Coming to an agreement on a parenting plan following a separation can be very difficult, especially since it is often a time where emotions are running high. Sometimes this can interfere with parents’ ability to compromise and make decisions on subsequent child arrangements. However, the priority in this situation should always be the welfare of the children involved, and so parents must be able to prioritise this over their own feelings of resentment or anger.
Ideally, it will be possible for parents to agree on arrangements for their children, but if they are not able to, they should seek legal advice to help resolve their disputes. This blog will take you through the various stages involved in creating a shared parenting plan.
In many cases, parents will be advised to try to reach an agreement via family mediation. The mediator is an independent third party whose role is to help both parents reach an agreement over child arrangements. They will help you resolve any differences without taking sides.
Importantly, a mediator is not a relationship counsellor; the sessions will not help you directly work through your personal issues with one another. Rather, they will help you agree on the details of how you will look after your children such as where they will live, when they spend time with each parent and for how long as well as child maintenance payments.
If a mediator helps you agree on the terms of a shared parenting plan, you can then ask a solicitor to assist you in making your agreement legally binding.
If you are unable to resolve your differences via mediation, the next stage will be to make an application to the court. It is important to note that, if applying tot eh court, you must be able to show that you have attempted mediation first. There are few cases when this does not apply, for example, when there has been domestic abuse if social services are involved.
Given that court is viewed as a last resort, co-parents generally have to exhaust all available options before this can be considered. At this stage, you can apply for a Child Arrangements Order, Specific Issue Order, or Prohibited Steps Order. Unless there are exceptional circumstances (e.g., the child has special educational or behavioural needs), the family court will be reluctant to enforce any of these orders beyond the age of 16.
Child arrangements order
This order sets out where the children will live and/or how much time they will spend with the other parent. If both parents want the children to live with them, either can apply to the court and a decision will be made.
Specific issues order
A specific issue order deals with questions surrounding a child’s upbringing, such as which school they should attend. Similarly, it deals with whether a parent can take the child on holiday, relocate to a different part of the country, or move abroad permanently.
Prohibited steps order
A prohibited steps order – as the name suggests – will prohibit the other party from a certain act or action such as relocating abroad with the child, changing their surname, or exercising their parental responsibility in some other way.
Contact our Family Team at Vyman
Our family team are experienced solicitors who have been providing specialist advice in this area to a diverse range of clients for many years. Whatever your circumstances, speak to one of our trusted practitioner’s today to discuss your case.

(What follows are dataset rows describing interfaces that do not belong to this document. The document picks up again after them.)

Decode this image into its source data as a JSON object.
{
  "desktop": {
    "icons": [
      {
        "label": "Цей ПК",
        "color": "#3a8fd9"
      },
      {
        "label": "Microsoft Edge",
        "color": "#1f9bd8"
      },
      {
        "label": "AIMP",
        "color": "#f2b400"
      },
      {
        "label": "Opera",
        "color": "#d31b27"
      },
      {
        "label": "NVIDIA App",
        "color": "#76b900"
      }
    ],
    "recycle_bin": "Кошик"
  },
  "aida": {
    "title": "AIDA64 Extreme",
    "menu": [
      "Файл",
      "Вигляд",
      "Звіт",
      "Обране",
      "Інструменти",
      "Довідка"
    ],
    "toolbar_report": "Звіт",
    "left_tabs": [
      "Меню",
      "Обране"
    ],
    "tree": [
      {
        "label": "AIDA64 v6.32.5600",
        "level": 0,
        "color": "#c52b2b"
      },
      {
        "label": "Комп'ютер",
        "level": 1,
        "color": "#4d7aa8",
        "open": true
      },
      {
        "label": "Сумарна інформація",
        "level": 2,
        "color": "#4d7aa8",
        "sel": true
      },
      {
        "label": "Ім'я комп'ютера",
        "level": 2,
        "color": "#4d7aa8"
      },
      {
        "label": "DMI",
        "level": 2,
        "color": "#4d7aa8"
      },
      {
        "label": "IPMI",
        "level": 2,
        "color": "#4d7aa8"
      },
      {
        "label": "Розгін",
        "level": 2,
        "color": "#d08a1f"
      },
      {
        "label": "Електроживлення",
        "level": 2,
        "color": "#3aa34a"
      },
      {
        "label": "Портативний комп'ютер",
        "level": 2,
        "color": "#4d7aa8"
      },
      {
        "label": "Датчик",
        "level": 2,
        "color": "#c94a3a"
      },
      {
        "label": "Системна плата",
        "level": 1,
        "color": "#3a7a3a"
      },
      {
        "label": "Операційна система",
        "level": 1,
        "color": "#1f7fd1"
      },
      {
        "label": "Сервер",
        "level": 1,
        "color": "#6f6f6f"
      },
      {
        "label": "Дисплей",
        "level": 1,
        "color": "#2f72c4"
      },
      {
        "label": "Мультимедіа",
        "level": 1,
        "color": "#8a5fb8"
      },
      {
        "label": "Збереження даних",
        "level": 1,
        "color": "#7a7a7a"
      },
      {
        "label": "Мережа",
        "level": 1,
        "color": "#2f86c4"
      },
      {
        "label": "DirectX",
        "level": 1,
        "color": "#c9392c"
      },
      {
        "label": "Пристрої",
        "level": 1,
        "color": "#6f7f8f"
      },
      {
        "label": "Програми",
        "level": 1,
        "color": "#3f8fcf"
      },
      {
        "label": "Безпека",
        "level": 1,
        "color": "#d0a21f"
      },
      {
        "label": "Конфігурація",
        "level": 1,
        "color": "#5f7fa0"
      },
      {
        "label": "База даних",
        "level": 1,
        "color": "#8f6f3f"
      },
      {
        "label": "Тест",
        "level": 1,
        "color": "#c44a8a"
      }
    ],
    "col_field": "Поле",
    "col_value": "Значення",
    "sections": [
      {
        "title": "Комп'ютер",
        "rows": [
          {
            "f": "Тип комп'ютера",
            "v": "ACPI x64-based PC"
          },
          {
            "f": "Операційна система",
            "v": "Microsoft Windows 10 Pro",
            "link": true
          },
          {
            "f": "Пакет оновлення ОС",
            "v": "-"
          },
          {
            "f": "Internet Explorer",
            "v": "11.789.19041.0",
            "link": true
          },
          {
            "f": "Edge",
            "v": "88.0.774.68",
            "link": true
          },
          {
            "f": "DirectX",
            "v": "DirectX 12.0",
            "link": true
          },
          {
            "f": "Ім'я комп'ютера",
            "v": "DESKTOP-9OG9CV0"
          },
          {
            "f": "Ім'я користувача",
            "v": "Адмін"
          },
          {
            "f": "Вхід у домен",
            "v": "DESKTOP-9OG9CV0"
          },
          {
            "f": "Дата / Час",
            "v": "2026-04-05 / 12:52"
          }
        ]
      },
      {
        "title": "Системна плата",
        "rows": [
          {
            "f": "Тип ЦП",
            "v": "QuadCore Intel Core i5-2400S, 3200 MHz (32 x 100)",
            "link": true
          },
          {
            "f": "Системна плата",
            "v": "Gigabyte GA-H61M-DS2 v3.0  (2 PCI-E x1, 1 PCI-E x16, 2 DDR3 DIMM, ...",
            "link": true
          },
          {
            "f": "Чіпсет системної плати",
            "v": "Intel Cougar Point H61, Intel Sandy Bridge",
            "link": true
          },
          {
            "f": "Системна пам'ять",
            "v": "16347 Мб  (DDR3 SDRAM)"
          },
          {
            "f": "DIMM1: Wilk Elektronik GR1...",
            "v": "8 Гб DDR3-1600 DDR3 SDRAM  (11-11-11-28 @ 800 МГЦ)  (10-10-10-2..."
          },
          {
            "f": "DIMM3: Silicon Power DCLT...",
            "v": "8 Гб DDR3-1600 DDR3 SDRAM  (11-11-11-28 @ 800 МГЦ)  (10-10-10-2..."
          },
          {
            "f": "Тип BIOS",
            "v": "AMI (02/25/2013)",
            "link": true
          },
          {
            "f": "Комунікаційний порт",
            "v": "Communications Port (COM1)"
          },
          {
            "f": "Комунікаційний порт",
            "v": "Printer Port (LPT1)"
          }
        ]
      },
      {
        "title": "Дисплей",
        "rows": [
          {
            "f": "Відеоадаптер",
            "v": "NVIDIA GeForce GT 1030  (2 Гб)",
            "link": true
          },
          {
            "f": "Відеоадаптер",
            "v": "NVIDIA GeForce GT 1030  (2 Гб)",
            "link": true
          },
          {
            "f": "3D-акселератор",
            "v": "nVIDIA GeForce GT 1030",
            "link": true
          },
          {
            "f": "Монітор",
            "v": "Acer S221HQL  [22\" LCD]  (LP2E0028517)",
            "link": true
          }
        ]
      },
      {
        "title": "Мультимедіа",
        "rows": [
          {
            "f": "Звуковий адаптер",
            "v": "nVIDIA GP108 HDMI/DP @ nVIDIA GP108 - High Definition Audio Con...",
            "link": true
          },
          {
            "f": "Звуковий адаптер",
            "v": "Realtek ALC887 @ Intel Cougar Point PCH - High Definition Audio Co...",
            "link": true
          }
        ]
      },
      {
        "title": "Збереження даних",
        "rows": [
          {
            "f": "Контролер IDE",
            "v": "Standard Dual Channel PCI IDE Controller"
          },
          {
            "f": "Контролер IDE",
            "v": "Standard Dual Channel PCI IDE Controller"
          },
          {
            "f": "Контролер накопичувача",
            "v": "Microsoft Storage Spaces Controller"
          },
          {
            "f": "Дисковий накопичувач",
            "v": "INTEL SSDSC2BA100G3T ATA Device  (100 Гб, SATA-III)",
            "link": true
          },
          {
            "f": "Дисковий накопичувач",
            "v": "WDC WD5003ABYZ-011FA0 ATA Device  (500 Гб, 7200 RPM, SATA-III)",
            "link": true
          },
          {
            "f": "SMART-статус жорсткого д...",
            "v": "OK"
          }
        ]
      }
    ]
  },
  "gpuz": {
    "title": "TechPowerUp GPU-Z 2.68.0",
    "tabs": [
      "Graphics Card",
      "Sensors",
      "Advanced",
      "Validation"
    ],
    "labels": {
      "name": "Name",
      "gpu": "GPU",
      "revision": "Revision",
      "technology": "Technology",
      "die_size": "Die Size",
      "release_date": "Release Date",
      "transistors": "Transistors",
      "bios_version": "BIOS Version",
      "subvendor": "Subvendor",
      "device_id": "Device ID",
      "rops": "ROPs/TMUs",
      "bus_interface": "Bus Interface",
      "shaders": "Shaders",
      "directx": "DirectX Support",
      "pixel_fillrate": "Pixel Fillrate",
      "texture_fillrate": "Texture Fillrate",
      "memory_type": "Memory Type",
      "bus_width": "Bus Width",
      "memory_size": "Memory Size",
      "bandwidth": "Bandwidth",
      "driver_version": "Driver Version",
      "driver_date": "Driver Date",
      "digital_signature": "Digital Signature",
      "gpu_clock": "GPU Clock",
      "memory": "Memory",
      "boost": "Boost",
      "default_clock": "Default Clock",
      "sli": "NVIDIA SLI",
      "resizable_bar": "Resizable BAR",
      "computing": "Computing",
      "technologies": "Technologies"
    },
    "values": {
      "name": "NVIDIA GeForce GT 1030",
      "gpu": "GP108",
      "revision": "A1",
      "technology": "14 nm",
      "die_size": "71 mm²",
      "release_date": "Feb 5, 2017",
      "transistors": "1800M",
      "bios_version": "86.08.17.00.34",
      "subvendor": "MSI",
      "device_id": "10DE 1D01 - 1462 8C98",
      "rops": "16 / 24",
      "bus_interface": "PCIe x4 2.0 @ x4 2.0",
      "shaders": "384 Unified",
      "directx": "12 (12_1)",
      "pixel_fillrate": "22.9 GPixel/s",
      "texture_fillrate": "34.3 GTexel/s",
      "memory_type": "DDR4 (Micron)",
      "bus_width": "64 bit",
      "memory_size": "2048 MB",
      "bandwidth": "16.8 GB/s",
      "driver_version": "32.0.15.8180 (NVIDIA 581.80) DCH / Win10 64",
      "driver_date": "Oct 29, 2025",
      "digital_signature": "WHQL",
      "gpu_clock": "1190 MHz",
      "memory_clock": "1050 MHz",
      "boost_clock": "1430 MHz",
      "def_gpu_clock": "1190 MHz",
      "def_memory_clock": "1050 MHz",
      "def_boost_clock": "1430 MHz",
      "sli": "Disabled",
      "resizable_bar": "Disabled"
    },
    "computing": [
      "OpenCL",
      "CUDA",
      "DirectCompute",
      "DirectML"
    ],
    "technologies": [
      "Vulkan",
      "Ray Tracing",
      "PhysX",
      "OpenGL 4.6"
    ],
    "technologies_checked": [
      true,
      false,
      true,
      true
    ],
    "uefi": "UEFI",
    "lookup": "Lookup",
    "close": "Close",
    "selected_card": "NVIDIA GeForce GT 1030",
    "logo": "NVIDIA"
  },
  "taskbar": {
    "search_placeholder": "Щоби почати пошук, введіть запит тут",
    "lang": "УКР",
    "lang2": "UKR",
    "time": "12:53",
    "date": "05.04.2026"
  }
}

For a brief informal chat or to arrange an initial appointment, call us today on 0208 427 9080 or complete our online enquiry form and we’ll be in touch.
This document is for informational purposes only and does not constitute legal advice. It is recommended that specific professional advice is sought before acting on any of the information given.